Members of various branches of law enforcement were honored for their services during an award ceremony Thursday in Yucca Valley. The Morongo Basin Chapter 71 of the International Footprint Association honored representatives from the Joshua Tree National Park Service, the County Probation Department, the County Sheriff Court Services, Morongo Basin Sheriff’s Department, the California Highway Patrol, the United States Marine Corps provost marshal’s office, and the U.S. Naval Criminal Investigative Service. Managing Editor Tami Roleff tells about the accomplishments of some of the honorees…
Among those who were honored were Sheriff’s Deputy Shauna Ables, CHP Officer Simon Miller, and military police officer Lt. Kelly Guinther. Officer Miller, who joins his brothers Levi, Jesse and Caleb at the Morongo Basin CHP station, led the entire Morongo Basin Area in total DUI arrests for the 2012-2013 fiscal year, and was recently recognized by San Bernardino Chapter of Mothers Against Drunk-Driving (MADD) for his hard work. This was Officer Miller’s second consecutive MADD award. Also among those honored Thursday was Lt Kelly Guinther, a civilian Police Officer with the Combat Center’s military police. Lt. Guinther was recognized for his outstanding performance as the Assistant Operations Officer while simultaneously conducting the duties of the Accident Investigations Chief for the last three to four months due to an absence in the billet.
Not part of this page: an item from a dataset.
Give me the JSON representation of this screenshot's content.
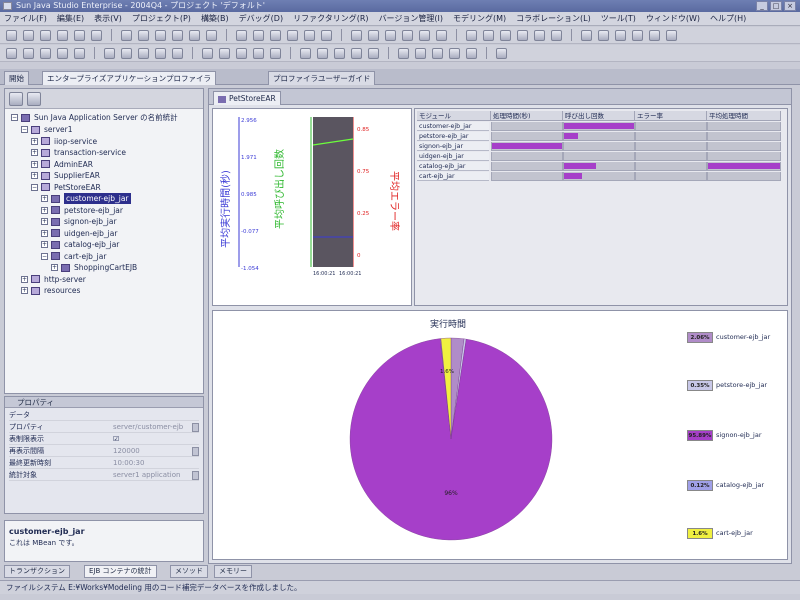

He is also the base’s Violence Prevention Officer.
Tonight’s performance of the “Farndale Murder Mystery” is the last one in the comedy’s run at Theatre 29. A check of the theatre’s web site at theatre29.org on Friday morning showed many seats available in the first three rows. People who have seen it already reported experiencing side-splitting laughter throughout. We’ve got our tickets for tonight, and can’t wait. The curtain goes up at 7 pm. Theatre 29 is located on Sullivan Road, just off Adobe Road in Twentynine Palms. Check out theatre29.org for seating availability.
Morongo Basin Unity Home Domestic Violence Shelter, Outreach and Thrift Store is once again in need of household donations of any kind. Donations and proceeds from the shelter’s thrift store go directly to support their clients. Especially needed now is a small pick-up truck to transport donations within the community. And a reminder, the March Madness sale at Unity Home Thrift Store will end in a few days. This means there are only a few days left to enter the raffle; the drawing will be held Tuesday, April 1. For more information, call 760-366-8500.